» **TASK BRIEF**
Your answer should consist of each line below that contains the string "title".

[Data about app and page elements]
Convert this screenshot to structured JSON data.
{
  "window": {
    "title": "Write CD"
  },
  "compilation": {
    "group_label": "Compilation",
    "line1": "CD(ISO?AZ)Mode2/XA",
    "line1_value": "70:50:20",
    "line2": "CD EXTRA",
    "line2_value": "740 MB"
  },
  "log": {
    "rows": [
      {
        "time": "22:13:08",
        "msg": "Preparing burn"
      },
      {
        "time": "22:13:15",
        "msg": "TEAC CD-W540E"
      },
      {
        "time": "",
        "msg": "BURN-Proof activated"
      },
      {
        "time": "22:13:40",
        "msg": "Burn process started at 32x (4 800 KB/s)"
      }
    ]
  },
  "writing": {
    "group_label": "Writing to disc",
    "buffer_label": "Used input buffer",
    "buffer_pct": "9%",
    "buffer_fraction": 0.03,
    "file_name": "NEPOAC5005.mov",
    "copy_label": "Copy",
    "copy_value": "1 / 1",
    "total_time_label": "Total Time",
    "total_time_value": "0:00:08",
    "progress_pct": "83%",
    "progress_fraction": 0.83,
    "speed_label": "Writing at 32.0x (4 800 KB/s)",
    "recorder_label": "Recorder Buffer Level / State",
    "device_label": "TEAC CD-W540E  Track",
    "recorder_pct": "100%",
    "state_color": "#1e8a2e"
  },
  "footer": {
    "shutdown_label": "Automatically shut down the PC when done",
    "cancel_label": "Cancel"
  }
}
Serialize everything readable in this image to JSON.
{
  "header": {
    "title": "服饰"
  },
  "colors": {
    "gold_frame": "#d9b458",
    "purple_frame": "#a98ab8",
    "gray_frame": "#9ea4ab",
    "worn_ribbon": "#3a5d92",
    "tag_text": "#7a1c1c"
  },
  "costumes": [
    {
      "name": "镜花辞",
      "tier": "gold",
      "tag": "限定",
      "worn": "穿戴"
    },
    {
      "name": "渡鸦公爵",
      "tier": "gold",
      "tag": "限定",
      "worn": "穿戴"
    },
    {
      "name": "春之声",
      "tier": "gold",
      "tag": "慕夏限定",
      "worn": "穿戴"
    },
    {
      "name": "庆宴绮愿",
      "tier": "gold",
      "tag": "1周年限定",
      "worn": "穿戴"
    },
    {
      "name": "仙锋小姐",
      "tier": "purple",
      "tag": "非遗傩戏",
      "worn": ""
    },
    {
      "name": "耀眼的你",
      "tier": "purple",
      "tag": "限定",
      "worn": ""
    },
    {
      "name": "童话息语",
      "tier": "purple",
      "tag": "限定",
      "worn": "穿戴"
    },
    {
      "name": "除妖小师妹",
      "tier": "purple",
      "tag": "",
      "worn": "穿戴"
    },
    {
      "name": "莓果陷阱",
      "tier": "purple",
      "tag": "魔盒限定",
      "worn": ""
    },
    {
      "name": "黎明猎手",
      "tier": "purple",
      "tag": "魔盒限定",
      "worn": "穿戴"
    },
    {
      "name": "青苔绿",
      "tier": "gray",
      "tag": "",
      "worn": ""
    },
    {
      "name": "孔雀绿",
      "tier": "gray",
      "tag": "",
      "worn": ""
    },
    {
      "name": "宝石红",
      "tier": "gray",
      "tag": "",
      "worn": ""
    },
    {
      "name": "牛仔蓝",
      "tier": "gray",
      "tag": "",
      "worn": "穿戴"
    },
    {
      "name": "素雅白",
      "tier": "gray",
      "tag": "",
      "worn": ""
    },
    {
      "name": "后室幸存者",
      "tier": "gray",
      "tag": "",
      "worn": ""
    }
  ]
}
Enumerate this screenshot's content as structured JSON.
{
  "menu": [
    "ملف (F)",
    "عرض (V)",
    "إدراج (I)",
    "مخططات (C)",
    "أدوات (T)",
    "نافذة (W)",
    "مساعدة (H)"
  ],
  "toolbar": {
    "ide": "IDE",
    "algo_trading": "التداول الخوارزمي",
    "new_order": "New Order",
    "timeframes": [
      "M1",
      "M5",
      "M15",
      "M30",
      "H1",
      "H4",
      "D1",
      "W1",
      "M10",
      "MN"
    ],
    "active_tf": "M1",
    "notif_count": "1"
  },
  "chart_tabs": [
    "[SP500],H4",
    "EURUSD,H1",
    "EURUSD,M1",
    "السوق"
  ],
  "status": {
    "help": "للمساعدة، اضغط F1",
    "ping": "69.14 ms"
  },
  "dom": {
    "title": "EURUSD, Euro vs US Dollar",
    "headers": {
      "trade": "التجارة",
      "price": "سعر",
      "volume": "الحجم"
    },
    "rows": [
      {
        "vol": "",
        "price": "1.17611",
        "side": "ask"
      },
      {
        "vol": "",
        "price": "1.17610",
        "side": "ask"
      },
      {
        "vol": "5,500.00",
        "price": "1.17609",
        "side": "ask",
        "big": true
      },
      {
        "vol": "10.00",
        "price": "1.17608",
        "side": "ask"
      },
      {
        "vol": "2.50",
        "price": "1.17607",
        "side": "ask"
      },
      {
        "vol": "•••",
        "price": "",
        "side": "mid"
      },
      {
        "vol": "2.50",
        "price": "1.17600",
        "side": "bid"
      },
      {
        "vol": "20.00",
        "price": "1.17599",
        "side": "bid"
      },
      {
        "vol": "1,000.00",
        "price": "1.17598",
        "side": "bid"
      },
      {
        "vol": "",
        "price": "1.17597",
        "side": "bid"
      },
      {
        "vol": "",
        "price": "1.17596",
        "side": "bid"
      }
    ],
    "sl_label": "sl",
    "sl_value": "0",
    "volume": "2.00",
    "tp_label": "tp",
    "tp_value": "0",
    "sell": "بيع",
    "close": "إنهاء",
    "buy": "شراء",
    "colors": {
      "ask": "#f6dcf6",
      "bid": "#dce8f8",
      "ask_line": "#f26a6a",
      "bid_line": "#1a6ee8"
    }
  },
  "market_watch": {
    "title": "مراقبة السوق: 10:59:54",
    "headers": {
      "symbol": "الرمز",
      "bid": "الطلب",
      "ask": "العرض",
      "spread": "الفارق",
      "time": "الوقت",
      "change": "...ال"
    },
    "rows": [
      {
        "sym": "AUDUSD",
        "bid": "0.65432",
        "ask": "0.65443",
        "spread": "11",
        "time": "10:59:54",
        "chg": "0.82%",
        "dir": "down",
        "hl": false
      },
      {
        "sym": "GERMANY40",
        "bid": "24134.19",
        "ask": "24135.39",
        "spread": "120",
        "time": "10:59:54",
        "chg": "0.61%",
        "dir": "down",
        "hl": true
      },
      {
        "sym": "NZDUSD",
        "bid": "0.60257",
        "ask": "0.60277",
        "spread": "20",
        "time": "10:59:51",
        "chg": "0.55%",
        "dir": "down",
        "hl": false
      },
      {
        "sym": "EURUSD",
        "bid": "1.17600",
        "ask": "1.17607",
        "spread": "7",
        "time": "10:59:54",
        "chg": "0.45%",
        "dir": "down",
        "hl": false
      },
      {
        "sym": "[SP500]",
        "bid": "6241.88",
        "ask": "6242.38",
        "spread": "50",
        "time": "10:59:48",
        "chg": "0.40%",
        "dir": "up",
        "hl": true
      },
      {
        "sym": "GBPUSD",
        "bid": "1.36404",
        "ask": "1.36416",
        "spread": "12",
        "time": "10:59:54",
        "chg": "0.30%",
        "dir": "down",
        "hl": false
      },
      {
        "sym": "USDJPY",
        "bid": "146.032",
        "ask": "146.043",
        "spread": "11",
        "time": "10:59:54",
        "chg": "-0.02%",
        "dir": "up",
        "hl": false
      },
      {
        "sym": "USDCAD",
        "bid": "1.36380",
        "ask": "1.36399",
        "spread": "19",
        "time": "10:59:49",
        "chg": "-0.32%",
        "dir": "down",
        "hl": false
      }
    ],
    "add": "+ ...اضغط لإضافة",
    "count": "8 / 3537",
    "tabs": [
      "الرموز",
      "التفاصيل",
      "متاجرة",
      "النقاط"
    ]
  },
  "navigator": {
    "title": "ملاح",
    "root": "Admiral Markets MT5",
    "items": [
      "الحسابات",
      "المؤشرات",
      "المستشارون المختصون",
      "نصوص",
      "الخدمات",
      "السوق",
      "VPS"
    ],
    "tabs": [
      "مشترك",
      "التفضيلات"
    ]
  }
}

» **TASK SOLUTION**
    "title": "Write CD"
    "title": "服饰"
    "title": "EURUSD, Euro vs US Dollar",
    "title": "مراقبة السوق: 10:59:54",
    "title": "ملاح",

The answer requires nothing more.